We were also looking to broaden our tent and encompass all services, which would also enable us to start conversations without using the 'H word, as it scares some families. Were proud of what we do, but were sensitive to patients. We also wanted something distinctive and ownable in the northeast that got the messaging across.
After narrowing the 200 potential names to 16, and then three, HNS conducted legal research to determine which could be trademarked. The final name was chosen in late August.
Rolling Out the New Name
In preparing to roll out the new name, HNS hired outside experts, including Pat Kennedy, a Boston-based marketing consultant, Fassino Design in Waltham to work on overall branding, including a new logo, Leo Rice for ad buying, Steve Dariotis for advertising design, and Lexington-based Auracana to develop videos.
We wanted to launch the new name in November in connection with National Hospice and Palliative Care Month, and target January 1 as the official switchover date, Graham said.
To launch the name, HNS is now engaged in a media/roll-out campaign that will eventually cost about $400,000. It includes:
- A public launch event at Burlington Marriott last November for donors, referrals sources, employees, and volunteers.
- Updating the website
- Public relations, including employee and patient communications
- New brochures and marketing materials, as well as signage and internal forms
- Print newspaper ads, that started running Jan. 1, in more than 30 newspapers from the North Shore to Needham, Newton, and Brookline.
- Online banners in Essex, Suffolk, Norfolk, Middlesex county newspapers covering more than 90 communities
- Radio advertising, including 30-second spots for two months on WBZ, 10-second intros for six weeks on WBUR, and ads for one year on North Shore 104.9
- Cable TV advertising consisting of 30-second spots to reach 149,000 households via the HGTV, Food Network, Lifetime, and Hallmark channels
- Billboards in Beverly, Danvers, and Lynn for three months
- LinkedIn and Google adword search for a full year
It was a huge undertaking for us, said Graham. We had never done advertising before. We did it to reinforce name change, to try to get people to understand why we made the change.
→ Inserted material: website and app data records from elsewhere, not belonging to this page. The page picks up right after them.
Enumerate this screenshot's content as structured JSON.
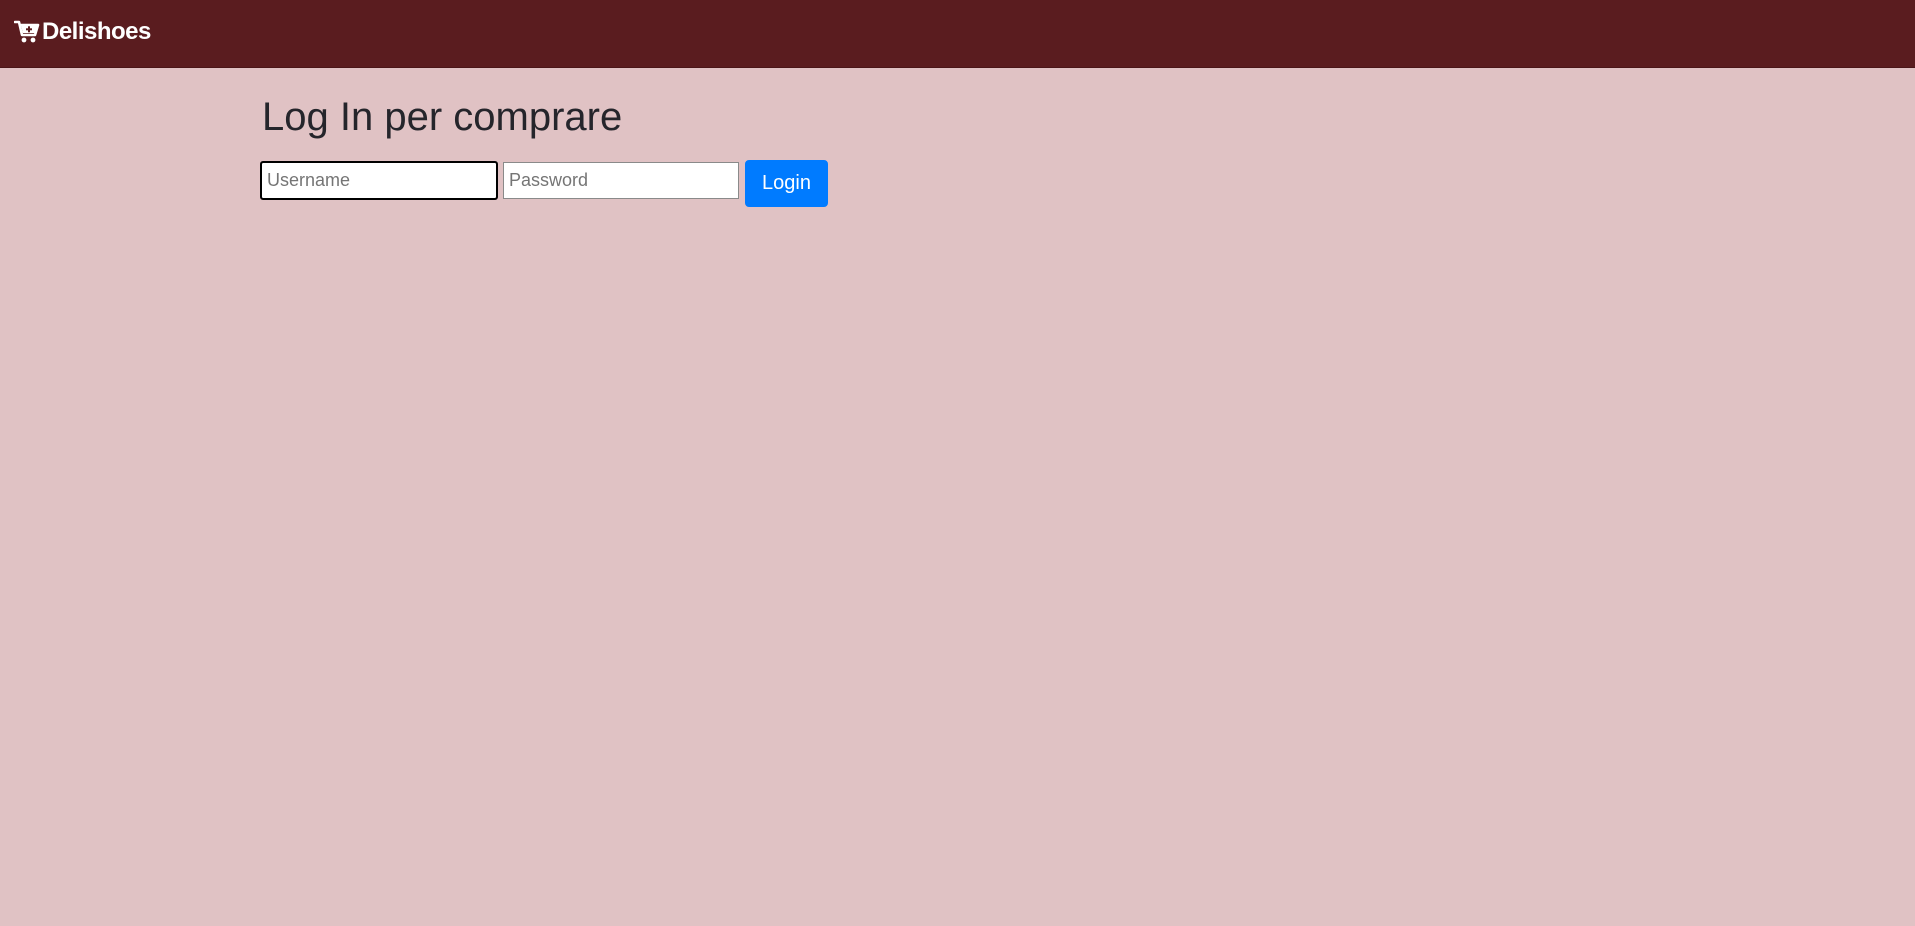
{
  "navbar": {
    "brand_label": "Delishoes",
    "brand_icon": "cart-plus-icon",
    "background_color": "#5a1c1f"
  },
  "page": {
    "background_color": "#e0c2c4",
    "title": "Log In per comprare"
  },
  "login_form": {
    "username": {
      "value": "",
      "placeholder": "Username",
      "focused": true
    },
    "password": {
      "value": "",
      "placeholder": "Password"
    },
    "submit_label": "Login",
    "submit_color": "#007bff"
  }
}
She said special care was taken to educate the donor community, which was very attached to the original name: We wanted them to understand the business reasons for the change and to know that the new name works better for patients and families, too.